4. Finally, there was an issue with brake compatibility. STI levers were developed for road-racing bikes that used compact caliper brakes, not the linear-pull (aka, V-brakes) that had just become popular on tandems about the same time that STI was offered. V-brakes required a different brake lever / cable-pull ratio which necessitated the use of a brake cable pull adapter called a "travel agent". No such device was needed for folks who were using bar-end shifters and Dia-Compe 287 brake levers.
Now, on the other side of the coin were various arguments for STI....
1. For anyone who was riding a relatively contemporary road bike, STI was the state of the art for shifting and it made a lot of sense to have the same type of shifters on your road bike and road tandem: one less thing to think about.
2. For fast recreational, sport or competitive tandem teams, STI allowed the captain to shift while standing on climbs or otherwise while out of the saddle... again, something they likely did on their personal road bikes.
3. For folks buying racing or sport tandems fitted with compact caliper brakes, there was no brake lever / cable-pull compatibility problem.
4. As STI (and Campy Ergo) systems evolved, integrated cycling computers were offered that provided a wealth of features that integrated normal computer functions with gear position indication to create things like 'virtual cadence' that many tandem enthusiasts quickly embraced as an important feature.
Anyway, you get the idea... there were and still are all kinds of arguments to made for and against integrated shifting.

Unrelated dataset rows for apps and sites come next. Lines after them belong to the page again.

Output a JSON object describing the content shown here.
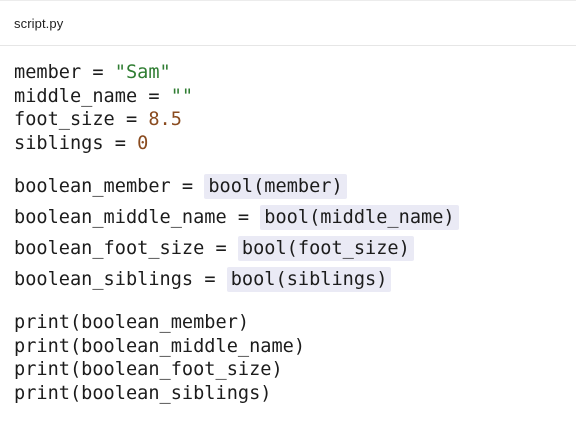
{
  "tab": {
    "filename": "script.py"
  },
  "code": {
    "block1": [
      {
        "var": "member",
        "op": " = ",
        "value": "\"Sam\"",
        "kind": "str"
      },
      {
        "var": "middle_name",
        "op": " = ",
        "value": "\"\"",
        "kind": "str"
      },
      {
        "var": "foot_size",
        "op": " = ",
        "value": "8.5",
        "kind": "num"
      },
      {
        "var": "siblings",
        "op": " = ",
        "value": "0",
        "kind": "num"
      }
    ],
    "block2": [
      {
        "var": "boolean_member",
        "op": " = ",
        "expr": "bool(member)"
      },
      {
        "var": "boolean_middle_name",
        "op": " = ",
        "expr": "bool(middle_name)"
      },
      {
        "var": "boolean_foot_size",
        "op": " = ",
        "expr": "bool(foot_size)"
      },
      {
        "var": "boolean_siblings",
        "op": " = ",
        "expr": "bool(siblings)"
      }
    ],
    "block3": [
      "print(boolean_member)",
      "print(boolean_middle_name)",
      "print(boolean_foot_size)",
      "print(boolean_siblings)"
    ]
  },
  "colors": {
    "string": "#2f7d32",
    "number": "#8a4b1f",
    "highlight": "#eaeaf5"
  }
}
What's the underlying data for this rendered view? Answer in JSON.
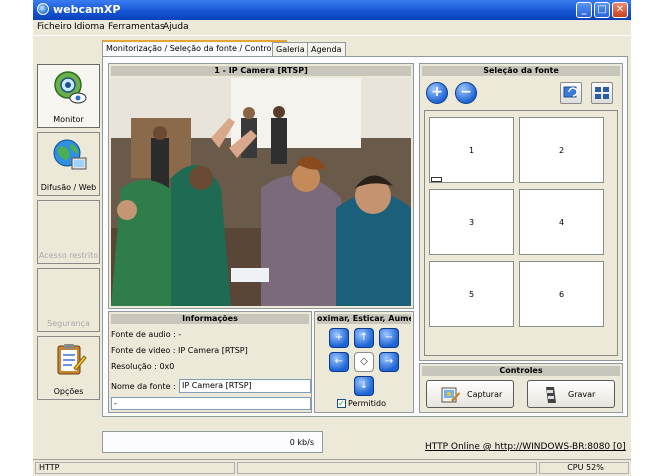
{
  "window": {
    "title": "webcamXP",
    "buttons": {
      "minimize": "_",
      "maximize": "□",
      "close": "✕"
    }
  },
  "menu": [
    "Ficheiro",
    "Idioma",
    "Ferramentas",
    "Ajuda"
  ],
  "sidebar": {
    "items": [
      {
        "label": "Monitor",
        "icon": "webcam-eye-icon",
        "state": "active"
      },
      {
        "label": "Difusão / Web",
        "icon": "globe-monitor-icon",
        "state": "normal"
      },
      {
        "label": "Acesso restrito",
        "icon": "",
        "state": "disabled"
      },
      {
        "label": "Segurança",
        "icon": "",
        "state": "disabled"
      },
      {
        "label": "Opções",
        "icon": "clipboard-icon",
        "state": "normal"
      }
    ]
  },
  "tabs": [
    {
      "label": "Monitorização / Seleção da fonte / Controles",
      "active": true
    },
    {
      "label": "Galeria",
      "active": false
    },
    {
      "label": "Agenda",
      "active": false
    }
  ],
  "video": {
    "title": "1 - IP Camera [RTSP]"
  },
  "source_selection": {
    "title": "Seleção da fonte",
    "add_icon": "plus-icon",
    "remove_icon": "minus-icon",
    "cells": [
      "1",
      "2",
      "3",
      "4",
      "5",
      "6"
    ]
  },
  "info": {
    "title": "Informações",
    "audio_source": "Fonte de audio : -",
    "video_source": "Fonte de video : IP Camera [RTSP]",
    "resolution": "Resolução : 0x0",
    "source_name_label": "Nome da fonte :",
    "source_name_value": "IP Camera [RTSP]",
    "extra_value": "-"
  },
  "zoom": {
    "title": "oximar, Esticar, Aumer",
    "permitted_label": "Permitido",
    "permitted_checked": true,
    "checkmark": "✓",
    "buttons": {
      "zoom_in": "+",
      "up": "↑",
      "zoom_out": "−",
      "left": "←",
      "center": "◇",
      "right": "→",
      "down": "↓"
    }
  },
  "controls": {
    "title": "Controles",
    "capture_label": "Capturar",
    "record_label": "Gravar"
  },
  "bandwidth": "0 kb/s",
  "server_link": "HTTP Online @ http://WINDOWS-BR:8080 [0]",
  "status": {
    "left": "HTTP",
    "middle": "",
    "right": "CPU 52%"
  },
  "colors": {
    "titlebar": "#1454d4",
    "tab_highlight": "#e5a43a",
    "chrome": "#ece9d8"
  }
}
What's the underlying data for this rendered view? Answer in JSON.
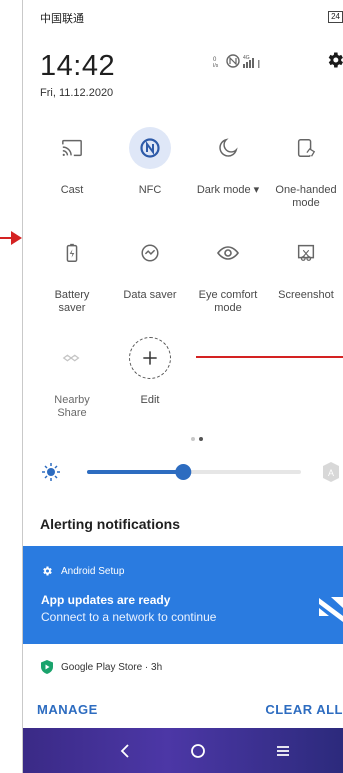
{
  "status_bar": {
    "carrier": "中国联通",
    "battery": "24"
  },
  "header": {
    "time": "14:42",
    "date": "Fri, 11.12.2020",
    "net_speed": "0 B/s",
    "net_type": "4G"
  },
  "tiles": [
    {
      "label": "Cast",
      "icon": "cast-icon"
    },
    {
      "label": "NFC",
      "icon": "nfc-icon",
      "active": true
    },
    {
      "label": "Dark mode ▾",
      "icon": "moon-icon"
    },
    {
      "label": "One-handed\nmode",
      "icon": "one-handed-icon"
    },
    {
      "label": "Battery\nsaver",
      "icon": "battery-saver-icon"
    },
    {
      "label": "Data saver",
      "icon": "data-saver-icon"
    },
    {
      "label": "Eye comfort\nmode",
      "icon": "eye-icon"
    },
    {
      "label": "Screenshot",
      "icon": "screenshot-icon"
    },
    {
      "label": "Nearby\nShare",
      "icon": "nearby-share-icon",
      "dim": true
    },
    {
      "label": "Edit",
      "icon": "plus-icon"
    }
  ],
  "pager": {
    "pages": 2,
    "current": 2
  },
  "brightness": {
    "level": 0.45,
    "auto_label": "A"
  },
  "notifications": {
    "section_title": "Alerting notifications",
    "card": {
      "app": "Android Setup",
      "title": "App updates are ready",
      "text": "Connect to a network to continue",
      "color": "#2a7be0"
    },
    "second": {
      "app": "Google Play Store · 3h"
    },
    "manage_label": "MANAGE",
    "clear_label": "CLEAR ALL"
  },
  "colors": {
    "accent": "#2d6cc0",
    "annotation_red": "#d42222",
    "nav": "#3a2a86"
  }
}
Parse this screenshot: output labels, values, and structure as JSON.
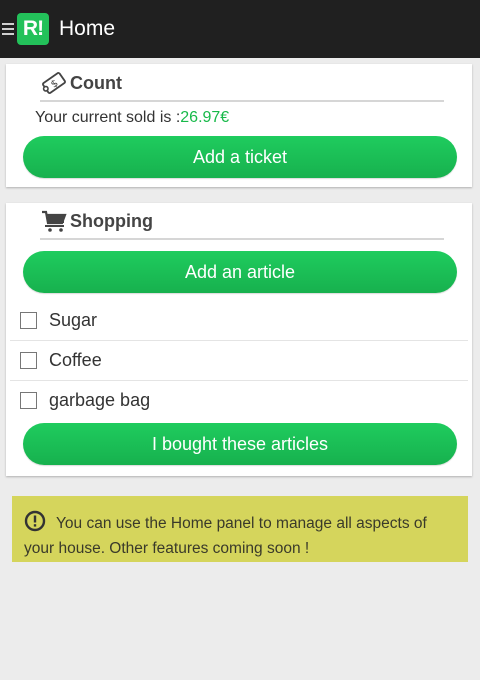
{
  "app": {
    "logo_text": "R!",
    "title": "Home",
    "accent_color": "#23c15a"
  },
  "count": {
    "title": "Count",
    "sold_prefix": "Your current sold is :",
    "sold_amount": "26.97€",
    "add_ticket_label": "Add a ticket"
  },
  "shopping": {
    "title": "Shopping",
    "add_article_label": "Add an article",
    "items": [
      {
        "label": "Sugar",
        "checked": false
      },
      {
        "label": "Coffee",
        "checked": false
      },
      {
        "label": "garbage bag",
        "checked": false
      }
    ],
    "bought_label": "I bought these articles"
  },
  "notice": {
    "text": "You can use the Home panel to manage all aspects of your house. Other features coming soon !",
    "background_color": "#d5d55c"
  },
  "icons": {
    "menu": "menu-icon",
    "count": "ticket-icon",
    "shopping": "cart-icon",
    "notice": "alert-circle-icon"
  }
}
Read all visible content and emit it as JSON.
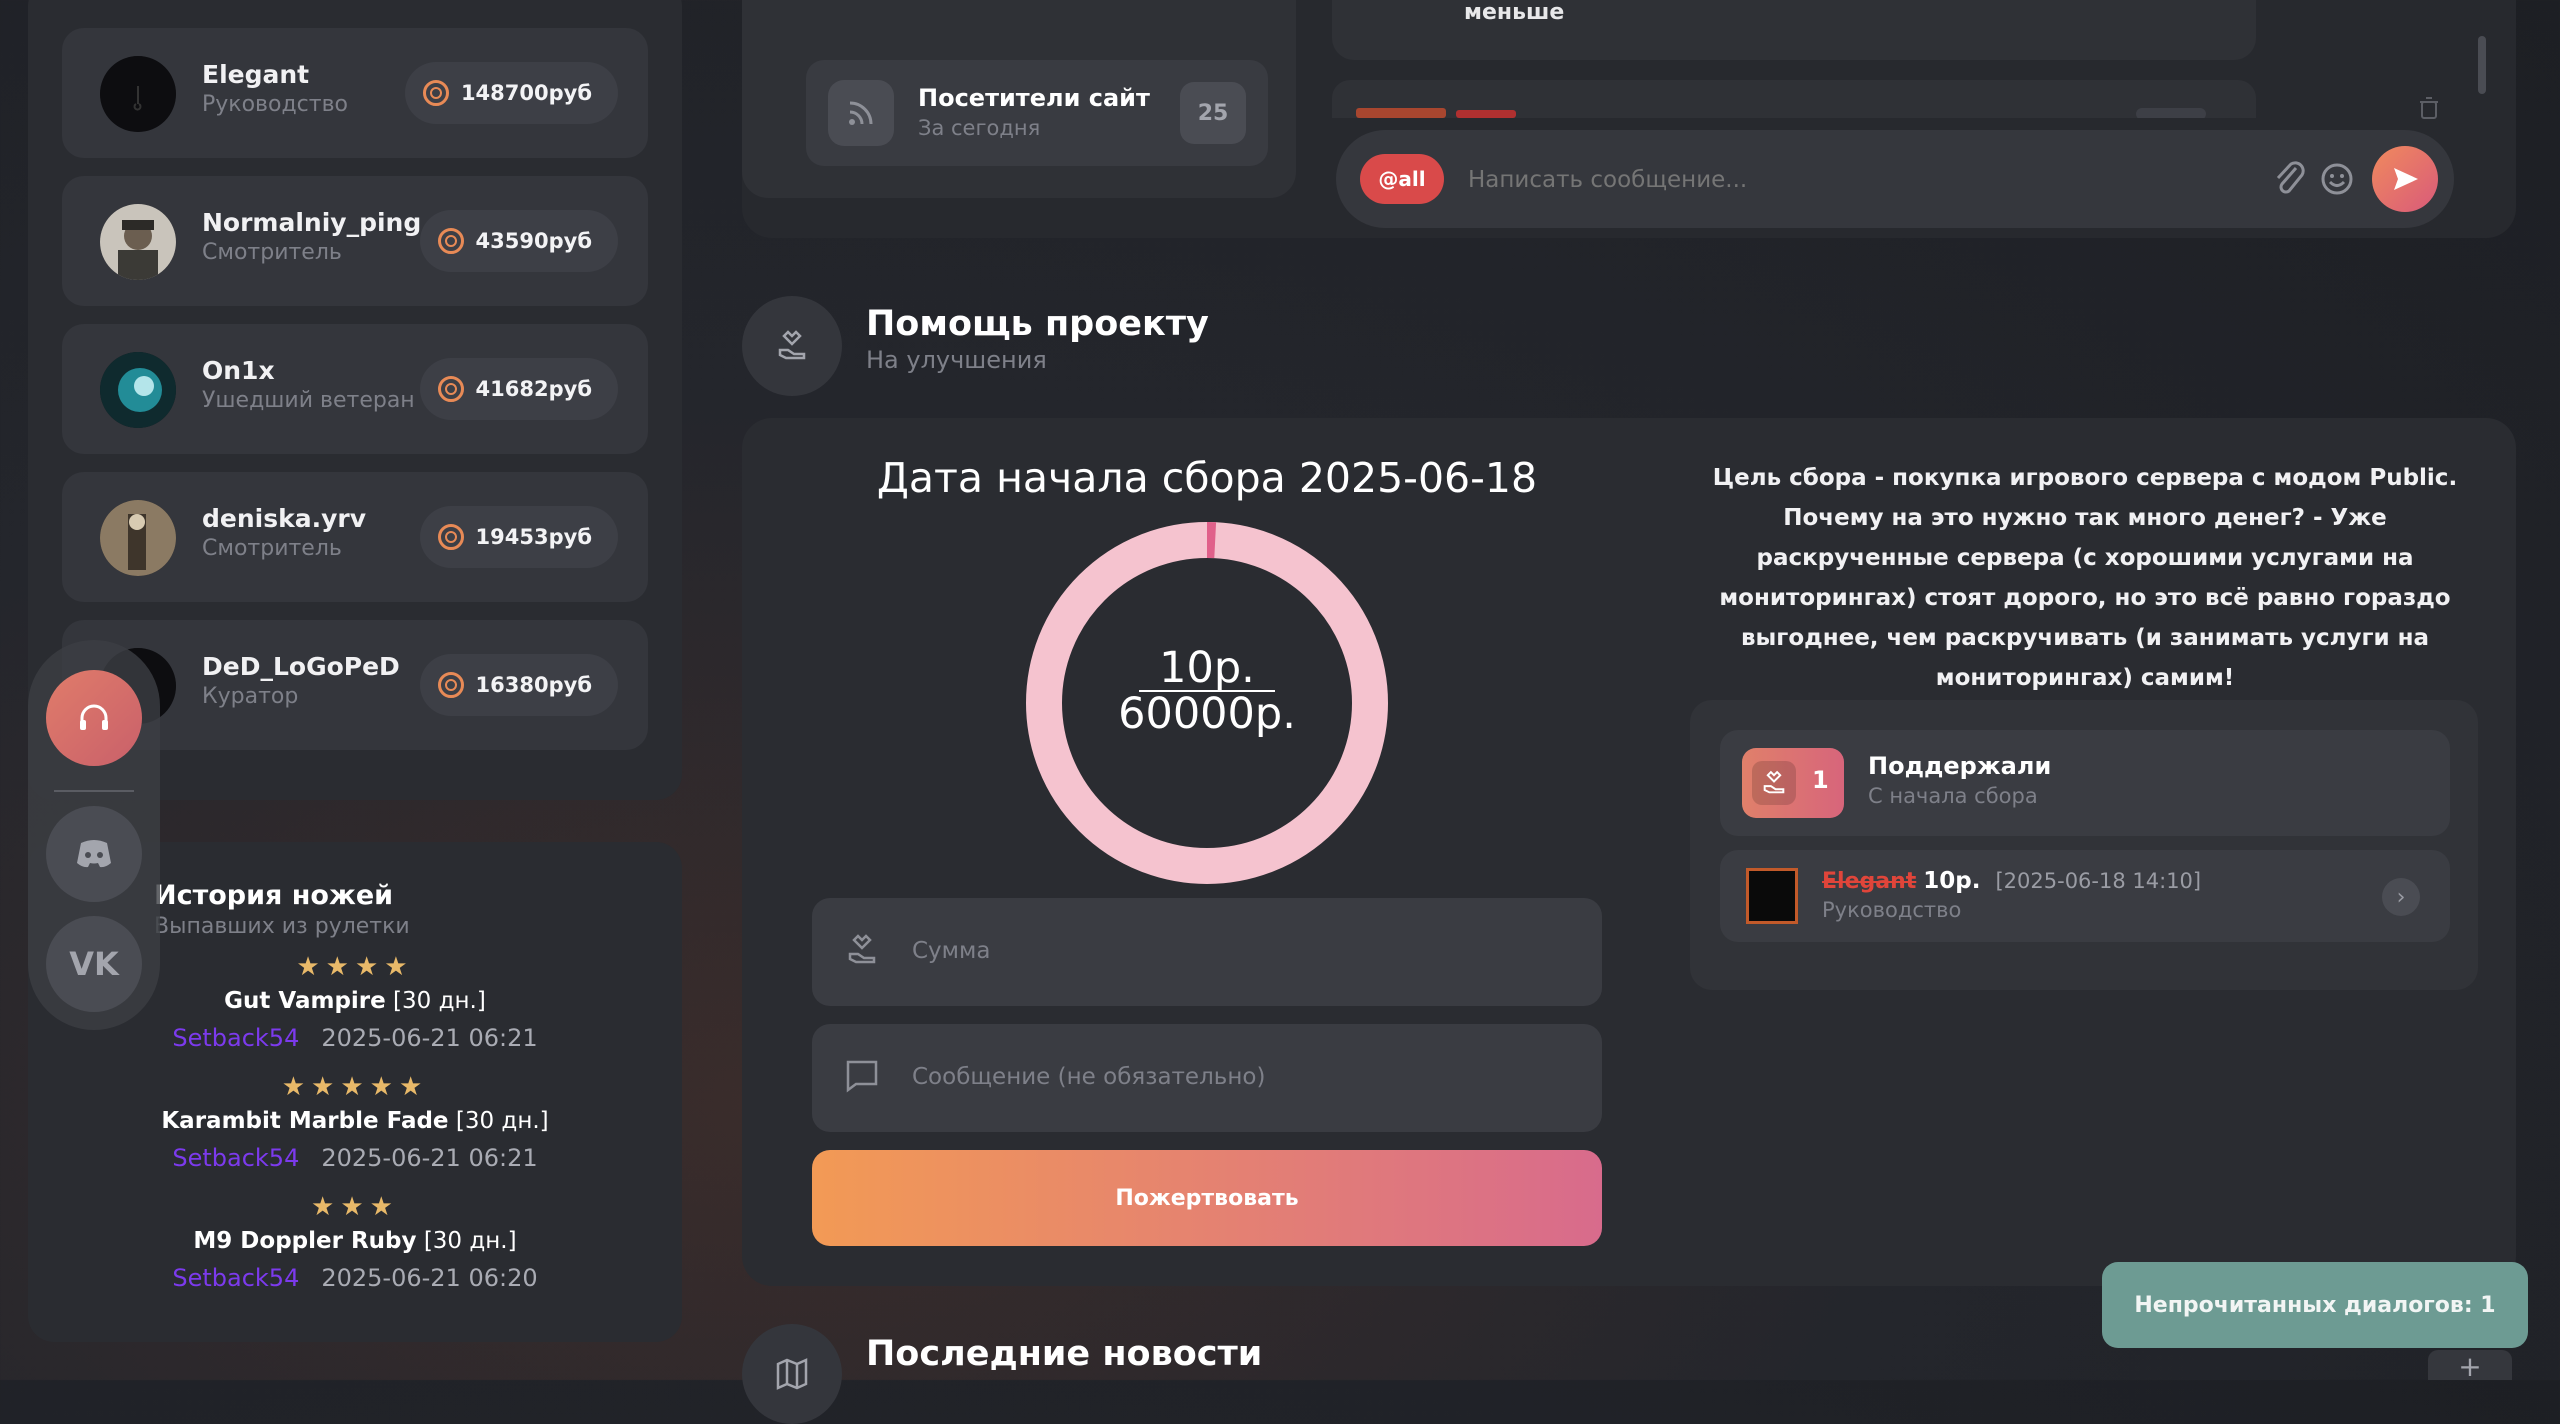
{
  "leaderboard": [
    {
      "name": "Elegant",
      "role": "Руководство",
      "amount": "148700руб",
      "avatar": "black"
    },
    {
      "name": "Normalniy_ping",
      "role": "Смотритель",
      "amount": "43590руб",
      "avatar": "portrait"
    },
    {
      "name": "On1x",
      "role": "Ушедший ветеран",
      "amount": "41682руб",
      "avatar": "teal"
    },
    {
      "name": "deniska.yrv",
      "role": "Смотритель",
      "amount": "19453руб",
      "avatar": "brown"
    },
    {
      "name": "DeD_LoGoPeD",
      "role": "Куратор",
      "amount": "16380руб",
      "avatar": "black"
    }
  ],
  "knives": {
    "title": "История ножей",
    "subtitle": "Выпавших из рулетки",
    "items": [
      {
        "stars": "★★★★",
        "name": "Gut Vampire",
        "duration": "[30 дн.]",
        "user": "Setback54",
        "date": "2025-06-21 06:21"
      },
      {
        "stars": "★★★★★",
        "name": "Karambit Marble Fade",
        "duration": "[30 дн.]",
        "user": "Setback54",
        "date": "2025-06-21 06:21"
      },
      {
        "stars": "★★★",
        "name": "M9 Doppler Ruby",
        "duration": "[30 дн.]",
        "user": "Setback54",
        "date": "2025-06-21 06:20"
      }
    ]
  },
  "visitors": {
    "title": "Посетители сайт",
    "subtitle": "За сегодня",
    "count": "25"
  },
  "chat": {
    "partial_text": "меньше",
    "mention_label": "@all",
    "input_placeholder": "Написать сообщение..."
  },
  "donation": {
    "section_title": "Помощь проекту",
    "section_subtitle": "На улучшения",
    "start_date_title": "Дата начала сбора 2025-06-18",
    "collected": "10р.",
    "goal": "60000р.",
    "progress_fraction": 0.00017,
    "amount_placeholder": "Сумма",
    "message_placeholder": "Сообщение (не обязательно)",
    "button_label": "Пожертвовать",
    "description": "Цель сбора - покупка игрового сервера с модом Public. Почему на это нужно так много денег? - Уже раскрученные сервера (с хорошими услугами на мониторингах) стоят дорого, но это всё равно гораздо выгоднее, чем раскручивать (и занимать услуги на мониторингах) самим!",
    "supporters_count": "1",
    "supporters_title": "Поддержали",
    "supporters_subtitle": "С начала сбора",
    "donor": {
      "name": "Elegant",
      "amount": "10р.",
      "date": "[2025-06-18 14:10]",
      "role": "Руководство"
    }
  },
  "news": {
    "title": "Последние новости"
  },
  "toast": {
    "text": "Непрочитанных диалогов: 1"
  },
  "colors": {
    "accent_orange": "#f29a55",
    "accent_pink": "#d86b8c",
    "ring": "#f5c3cf",
    "donor_name": "#e0453a",
    "username_purple": "#7c3aed",
    "toast_bg": "#6d9b93"
  }
}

They key to me is familiarity. It's weird enough going from a road bike shifting like Ergo to an off-road bike with thumb shifters or grip shifting, why make life even more of a challenge by having more than one type of shifting function on your road bikes. For me, I was an early adopter of the Campagnolo-based Sachs Ergo system and liked it so much that all of our road bikes and tandems (6 at last count) are fitted with Campy Ergo shifting.
Bottom Line: No one else can tell a tandem captain what they "should" prefer; each captain will need to figure out based on their own biases and how they'll be riding their tandem. Short of unsupported world touring, I'd be hard-pressed to come up with a compelling reason for someone who presently uses STI, Ergo or SRAM integrated shifting to not use that same system on their road tandem.
Have a great time tomorrow afternoon.